The greatest gifts come from the heart—and in the case of one special donor, of the heart.
Curtis Abplanalp of Wellsboro is used to being on the go. He has been a truck driver all his life—driving tractor trailers, hauling coal from mines to power plants, and working for the postal service. But one fateful morning, a massive heart attack stopped him in his tracks at age 35. Thanks to the quick-thinking and life-saving treatment of Dr. Donald Shaw and Soldiers + Sailors Memorial Hospital, Abplanalp survived the encounter, but the gears were set in motion on worsening heart failure.
Following another heart attack at age 42, triple by-pass surgery, and heart reconstruction surgery, it became clear that he had one real option at preserving his quality of life: a heart transplant. “I couldn’t walk 50 feet without reaching for the nitro spray,” explains Abplanalp. “I had constant chest pain, a right-side catheter and other procedures had become unfeasible. When I landed in the hospital yet again, I really thought my time had come, but through medication, I was able to hold on. One day, they called and said ‘what would you say if you had a new heart?’ Well, I’d be speechless.”

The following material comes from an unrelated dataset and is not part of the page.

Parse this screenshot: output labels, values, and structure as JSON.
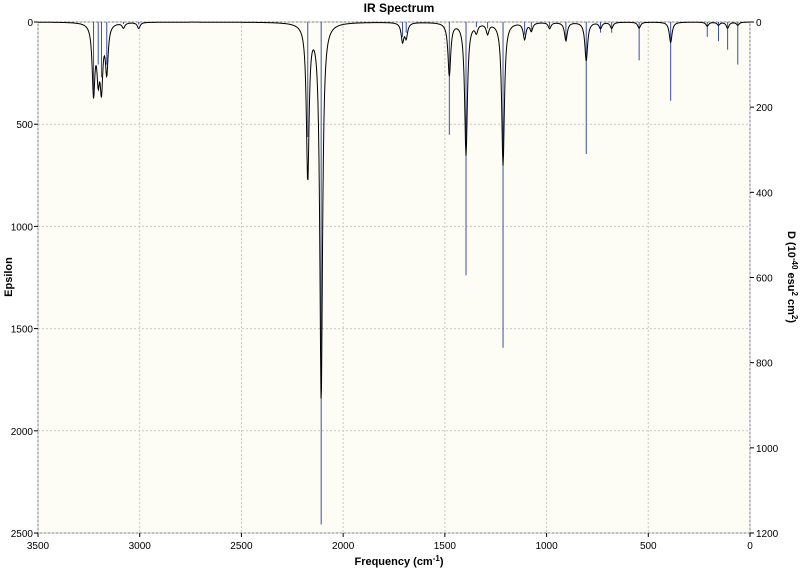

At age 51, Abplanalp got that moment of speechless gratitude; he received his new heart from Craig MacLaren, a young man out of Tennessee with a passion for fishing, ATV riding and mountain trails. MacLaren, 30, had only been married a year when a tragic accident took his life, but his love for his family and community lived on to touch the lives of Abplanalp and four others.
Despite the joy of having a new lease on life, the road back to recovery was no easy task. With his rock—his wife Jeannie—by his side, Abplanalp took it one day at a time. “I came home in a wheel chair, my muscles ravaged, but I learned to just take a few steps at a time. Baby steps. This morning, I walked a little over 3 miles, and now every year I enter a 5K.”
Once he navigated the initial obstacles in his recovery, Abplanalp grew stronger by the day. He passed the DOT exam and drove trucks again for a while simply to prove to himself he could still do it. Thankful for each day, he reached out to his donor’s family to express his gratitude. “I was lucky enough to not only speak with my donor’s family, but to get to know them. Meeting my donor’s mom was everything I had wished for—it was life-changing. I never got to meet Craig, but I feel I know him through his mother and his wife. He and I share some interests, especially ATV riding. When I ride, I have a picture of him with me, so I always say ‘Craig and I are going to hit the trails;’ he was a bit of a hellion, so he fits in really good here,” he laughs.
“Craig’s mother sent me this wonderful drawing his wife had done of him jumping the ATV in their front yard, and when she requested a photo of me and my wife, I parked my ATV behind us and knelt holding that framed artwork. She loved that.”
Abplanalp’s experience has inspired him and those around him to sign up and promote organ donation in the community. “Organ donation can create something bright and beautiful out of tragedy. A few years ago, there was a story of two transplant patients who met through their transplant journey, fell in love and got married. That woman received my niece’s heart. What a small world. It feels like things came full circle.”
These days, Abplanalp is happy to report he is “feeling great” and maintaining his health under the expert, compassionate care of his primary care physician Dr. Edmund Guelig. “Awesome, awesome, awesome—that’s the only way to describe him. Dr. Guelig has taken care of me from almost day one. He is such a good man, and he monitors my condition so thoroughly—makes sure everything is going according to plan.”
On April 23, he celebrated the 10th anniversary of his transplant, commemorating it with his participation in a 5K Run-Walk and by raising the donor flag in Soldiers + Sailors Memorial Hospital’s Gift of Life “Donate Challenge” kickoff.
Becoming an organ donor takes less than a minute, but its impact can last a lifetime. For more information or to register to become a donor, visit donors1.org.